As reported last week here on Neowin, ongoing protests have prompted the Egyptian government to cut off practically all communication in and out of the country. This has affected not only Internet access, but access to mobile phone networks as well. Not all ISPs were shutdown though. One, called Noor, has largely remained online only because its plays a major part in country's economy, providing outside access to the country's stock market and Western companies based in Egypt. Those who have accounts with Noor have opened up their wireless networks for folks whose ISP cut them off.
According to the BBC, this hasn't stopped people from discovering novel ways to communicate by using fax machines, ham radio and even old school dial up modems. ISPs in the US, France and Sweden have opened up large pools of modems to international dial-up access with no access fees for the most part. Large lists of numbers are being circulated by groups such as "We Re-Build" and Telecomix. The activist group "Anonymous" has also tried sending faxes to schools in Egypt in an attempt to help spread information on ways to communicate.

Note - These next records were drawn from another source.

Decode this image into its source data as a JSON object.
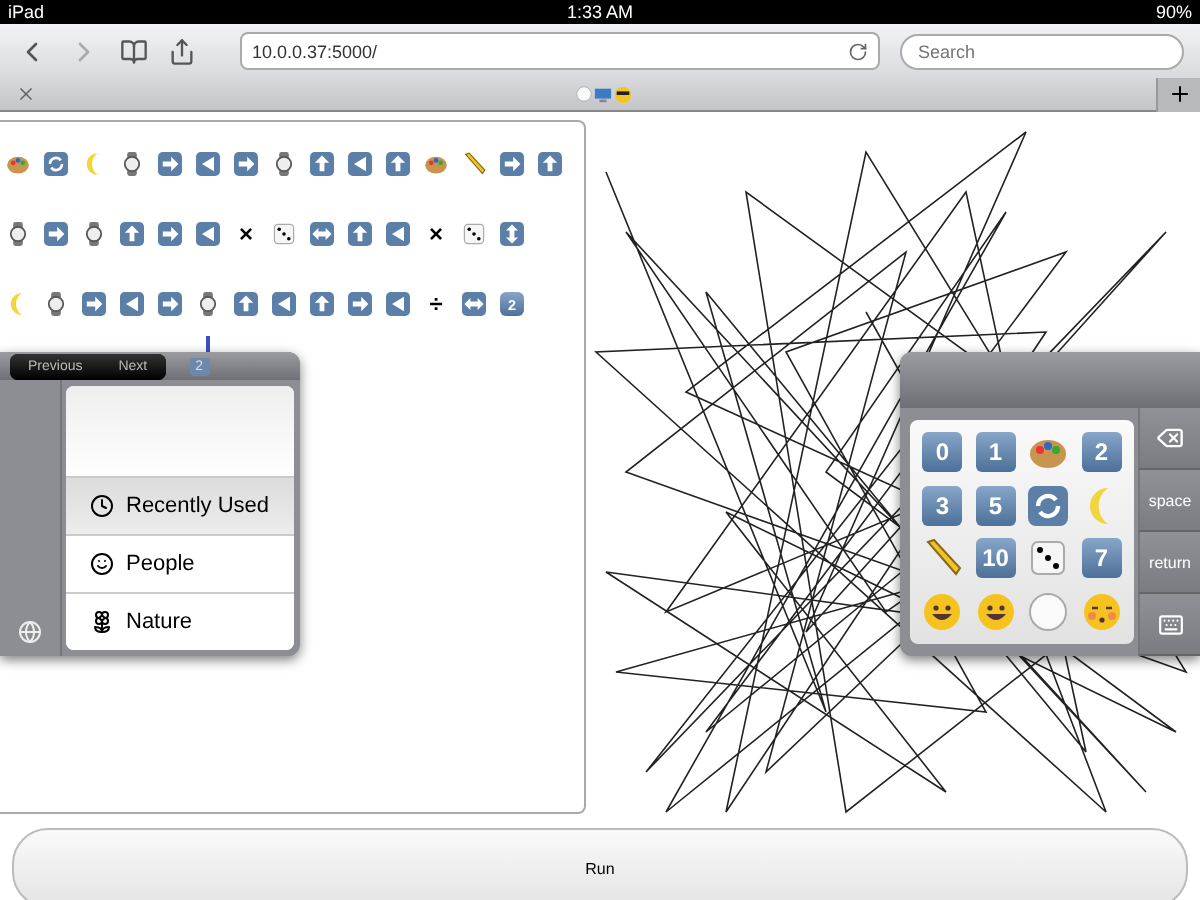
{
  "status_bar": {
    "carrier": "iPad",
    "time": "1:33 AM",
    "battery": "90%"
  },
  "toolbar": {
    "url": "10.0.0.37:5000/",
    "search_placeholder": "Search"
  },
  "editor": {
    "rows": [
      [
        {
          "kind": "palette"
        },
        {
          "kind": "cycle"
        },
        {
          "kind": "moon"
        },
        {
          "kind": "watch"
        },
        {
          "kind": "right"
        },
        {
          "kind": "left"
        },
        {
          "kind": "right"
        },
        {
          "kind": "watch"
        },
        {
          "kind": "up"
        },
        {
          "kind": "left"
        },
        {
          "kind": "up"
        },
        {
          "kind": "palette"
        },
        {
          "kind": "pencil"
        },
        {
          "kind": "right"
        },
        {
          "kind": "up"
        }
      ],
      [
        {
          "kind": "watch"
        },
        {
          "kind": "right"
        },
        {
          "kind": "watch"
        },
        {
          "kind": "up"
        },
        {
          "kind": "right"
        },
        {
          "kind": "left"
        },
        {
          "kind": "symbol",
          "label": "×"
        },
        {
          "kind": "dice"
        },
        {
          "kind": "leftright"
        },
        {
          "kind": "up"
        },
        {
          "kind": "left"
        },
        {
          "kind": "symbol",
          "label": "×"
        },
        {
          "kind": "dice"
        },
        {
          "kind": "updown"
        }
      ],
      [
        {
          "kind": "moon"
        },
        {
          "kind": "watch"
        },
        {
          "kind": "right"
        },
        {
          "kind": "left"
        },
        {
          "kind": "right"
        },
        {
          "kind": "watch"
        },
        {
          "kind": "up"
        },
        {
          "kind": "left"
        },
        {
          "kind": "up"
        },
        {
          "kind": "right"
        },
        {
          "kind": "left"
        },
        {
          "kind": "symbol",
          "label": "÷"
        },
        {
          "kind": "leftright"
        },
        {
          "kind": "keycap",
          "label": "2"
        }
      ]
    ]
  },
  "left_keyboard": {
    "buttons": [
      "Previous",
      "Next"
    ],
    "badge": "2",
    "categories": [
      {
        "label": "Recently Used",
        "kind": "clock",
        "selected": true
      },
      {
        "label": "People",
        "kind": "smile",
        "selected": false
      },
      {
        "label": "Nature",
        "kind": "flower",
        "selected": false
      }
    ]
  },
  "right_keyboard": {
    "keys": [
      {
        "kind": "keycap",
        "label": "0"
      },
      {
        "kind": "keycap",
        "label": "1"
      },
      {
        "kind": "palette"
      },
      {
        "kind": "keycap",
        "label": "2"
      },
      {
        "kind": "keycap",
        "label": "3"
      },
      {
        "kind": "keycap",
        "label": "5"
      },
      {
        "kind": "cycle"
      },
      {
        "kind": "moon"
      },
      {
        "kind": "pencil"
      },
      {
        "kind": "keycap",
        "label": "10"
      },
      {
        "kind": "dice"
      },
      {
        "kind": "keycap",
        "label": "7"
      },
      {
        "kind": "smile"
      },
      {
        "kind": "smile"
      },
      {
        "kind": "circle"
      },
      {
        "kind": "kiss"
      }
    ],
    "side_keys": [
      {
        "kind": "backspace"
      },
      {
        "kind": "text",
        "label": "space"
      },
      {
        "kind": "text",
        "label": "return"
      },
      {
        "kind": "hide"
      }
    ]
  },
  "run_button": "Run"
}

It's not really clear how successful this has been.
The only problem with dial-up access is that few phone lines inside the country can dial international numbers, and for the few that do, it's usually incredibly expensive.